About this task » The answer must consist of every line below that holds the word "number".

(Records from a data collection)
• • • •
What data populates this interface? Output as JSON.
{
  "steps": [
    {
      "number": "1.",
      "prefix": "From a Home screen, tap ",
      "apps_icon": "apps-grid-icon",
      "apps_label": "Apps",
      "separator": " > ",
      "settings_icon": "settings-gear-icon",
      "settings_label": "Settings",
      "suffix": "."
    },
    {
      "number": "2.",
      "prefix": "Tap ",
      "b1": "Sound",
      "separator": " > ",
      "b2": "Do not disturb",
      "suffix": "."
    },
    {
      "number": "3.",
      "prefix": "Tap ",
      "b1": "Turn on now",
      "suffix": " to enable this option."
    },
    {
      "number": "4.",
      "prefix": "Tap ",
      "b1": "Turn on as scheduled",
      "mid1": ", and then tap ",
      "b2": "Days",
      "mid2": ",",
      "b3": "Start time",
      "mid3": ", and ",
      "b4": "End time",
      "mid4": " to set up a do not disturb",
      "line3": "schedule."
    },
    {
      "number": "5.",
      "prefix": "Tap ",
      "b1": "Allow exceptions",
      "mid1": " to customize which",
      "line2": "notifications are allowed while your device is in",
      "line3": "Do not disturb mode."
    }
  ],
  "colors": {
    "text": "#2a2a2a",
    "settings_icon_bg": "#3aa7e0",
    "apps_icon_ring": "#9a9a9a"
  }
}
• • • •
Exercise solution »
      "number": "1.",
      "number": "2.",
      "number": "3.",
      "number": "4.",
      "number": "5.",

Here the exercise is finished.